> _DESCRIPTION OF THE TASK_: Reproduce the records that follow exactly; any picture among them stays out.
== Segment start ==
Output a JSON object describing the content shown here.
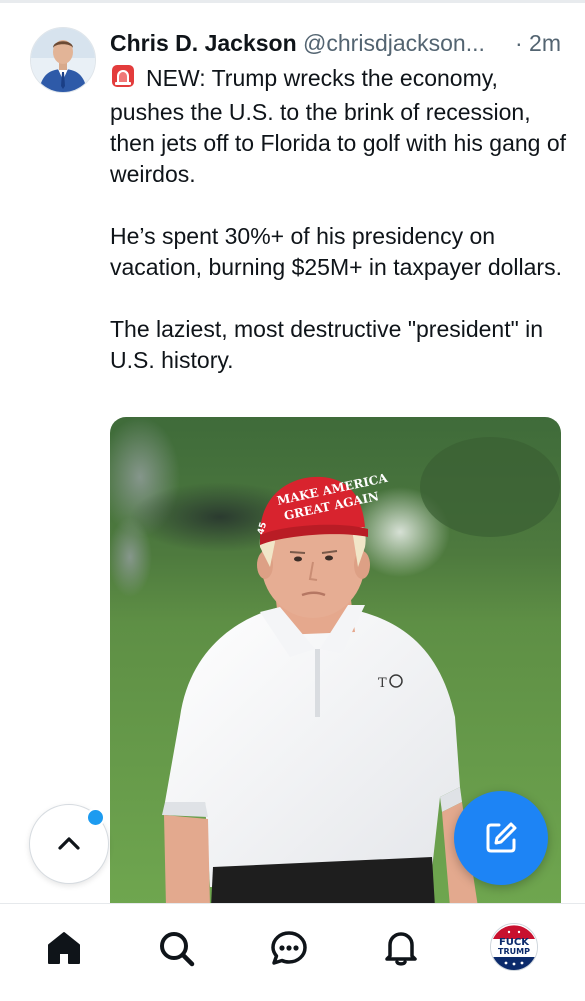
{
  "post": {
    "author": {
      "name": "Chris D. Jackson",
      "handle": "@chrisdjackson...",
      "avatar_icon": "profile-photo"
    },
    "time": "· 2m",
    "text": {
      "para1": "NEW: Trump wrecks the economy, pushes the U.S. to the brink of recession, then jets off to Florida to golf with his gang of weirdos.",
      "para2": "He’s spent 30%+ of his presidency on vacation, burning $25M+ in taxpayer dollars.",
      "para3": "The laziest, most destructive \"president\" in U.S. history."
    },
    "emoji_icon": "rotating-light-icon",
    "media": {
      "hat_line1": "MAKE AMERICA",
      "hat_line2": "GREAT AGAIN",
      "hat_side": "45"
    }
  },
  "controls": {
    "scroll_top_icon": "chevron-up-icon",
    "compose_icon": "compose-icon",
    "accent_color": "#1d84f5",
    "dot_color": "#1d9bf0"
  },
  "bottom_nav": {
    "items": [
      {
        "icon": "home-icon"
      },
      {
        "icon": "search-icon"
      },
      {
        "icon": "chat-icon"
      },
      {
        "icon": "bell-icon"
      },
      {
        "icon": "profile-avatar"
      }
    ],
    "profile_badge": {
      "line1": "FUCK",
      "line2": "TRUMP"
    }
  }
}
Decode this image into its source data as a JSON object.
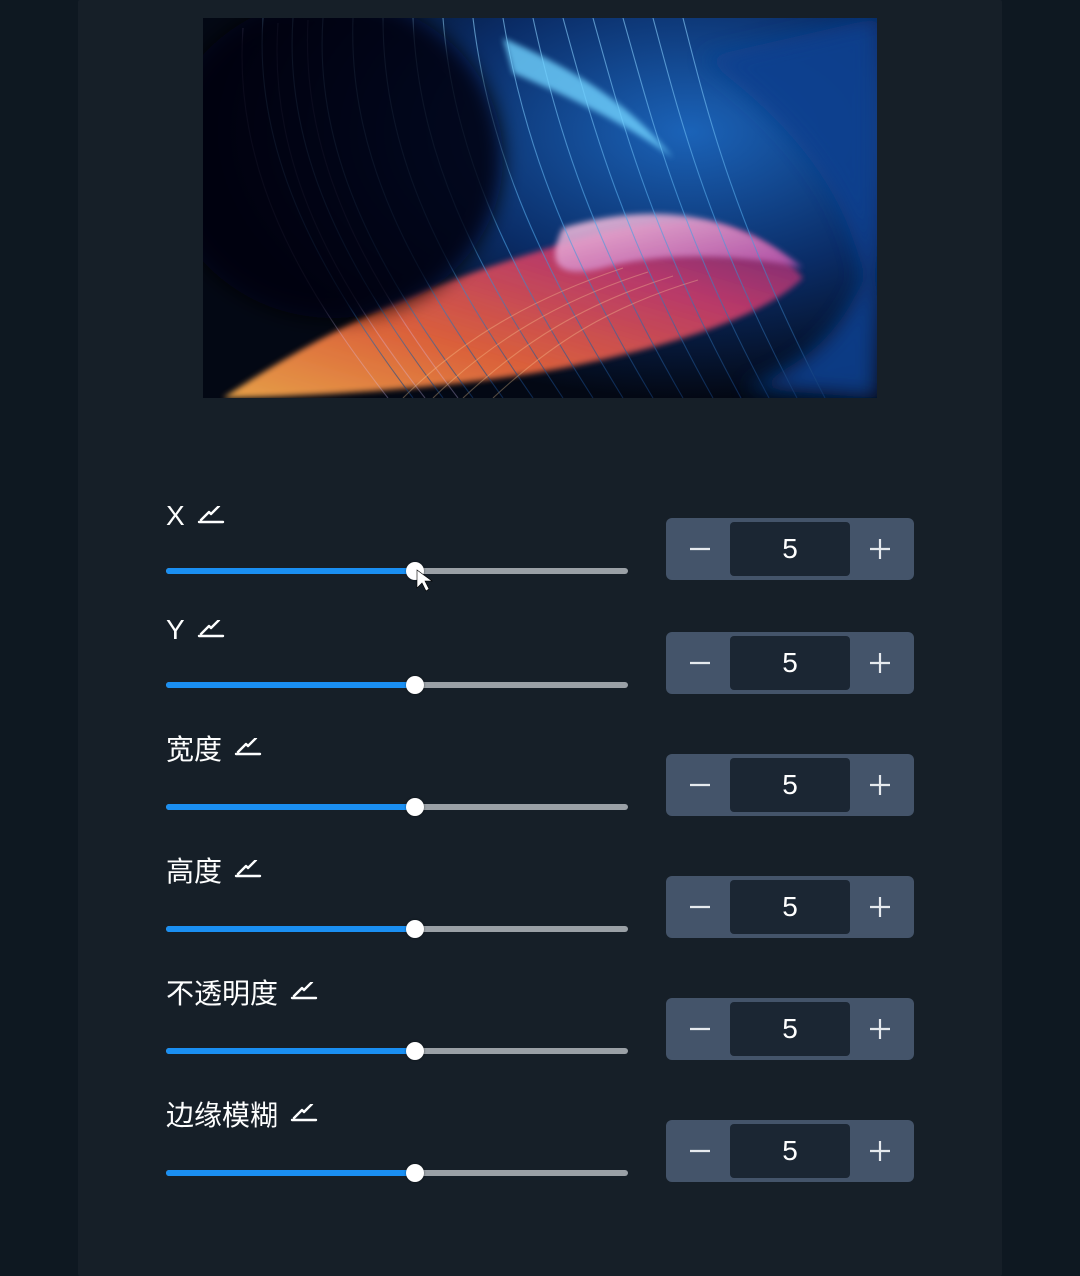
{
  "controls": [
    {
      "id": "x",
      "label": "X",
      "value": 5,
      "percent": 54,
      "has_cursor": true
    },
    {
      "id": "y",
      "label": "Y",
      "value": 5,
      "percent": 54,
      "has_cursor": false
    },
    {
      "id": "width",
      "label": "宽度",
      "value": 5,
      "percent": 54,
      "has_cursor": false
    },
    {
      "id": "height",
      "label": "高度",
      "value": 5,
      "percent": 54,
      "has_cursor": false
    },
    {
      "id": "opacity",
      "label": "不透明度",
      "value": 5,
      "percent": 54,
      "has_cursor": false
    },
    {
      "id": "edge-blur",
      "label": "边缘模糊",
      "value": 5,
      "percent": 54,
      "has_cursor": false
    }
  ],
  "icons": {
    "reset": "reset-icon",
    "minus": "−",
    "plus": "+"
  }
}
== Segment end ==
> _SOLUTION FOR THIS EXERCISE_:
Output a JSON object describing the content shown here.
{
  "post": {
    "author": {
      "name": "Chris D. Jackson",
      "handle": "@chrisdjackson...",
      "avatar_icon": "profile-photo"
    },
    "time": "· 2m",
    "text": {
      "para1": "NEW: Trump wrecks the economy, pushes the U.S. to the brink of recession, then jets off to Florida to golf with his gang of weirdos.",
      "para2": "He’s spent 30%+ of his presidency on vacation, burning $25M+ in taxpayer dollars.",
      "para3": "The laziest, most destructive \"president\" in U.S. history."
    },
    "emoji_icon": "rotating-light-icon",
    "media": {
      "hat_line1": "MAKE AMERICA",
      "hat_line2": "GREAT AGAIN",
      "hat_side": "45"
    }
  },
  "controls": {
    "scroll_top_icon": "chevron-up-icon",
    "compose_icon": "compose-icon",
    "accent_color": "#1d84f5",
    "dot_color": "#1d9bf0"
  },
  "bottom_nav": {
    "items": [
      {
        "icon": "home-icon"
      },
      {
        "icon": "search-icon"
      },
      {
        "icon": "chat-icon"
      },
      {
        "icon": "bell-icon"
      },
      {
        "icon": "profile-avatar"
      }
    ],
    "profile_badge": {
      "line1": "FUCK",
      "line2": "TRUMP"
    }
  }
}
Decode this image into its source data as a JSON object.
{
  "controls": [
    {
      "id": "x",
      "label": "X",
      "value": 5,
      "percent": 54,
      "has_cursor": true
    },
    {
      "id": "y",
      "label": "Y",
      "value": 5,
      "percent": 54,
      "has_cursor": false
    },
    {
      "id": "width",
      "label": "宽度",
      "value": 5,
      "percent": 54,
      "has_cursor": false
    },
    {
      "id": "height",
      "label": "高度",
      "value": 5,
      "percent": 54,
      "has_cursor": false
    },
    {
      "id": "opacity",
      "label": "不透明度",
      "value": 5,
      "percent": 54,
      "has_cursor": false
    },
    {
      "id": "edge-blur",
      "label": "边缘模糊",
      "value": 5,
      "percent": 54,
      "has_cursor": false
    }
  ],
  "icons": {
    "reset": "reset-icon",
    "minus": "−",
    "plus": "+"
  }
}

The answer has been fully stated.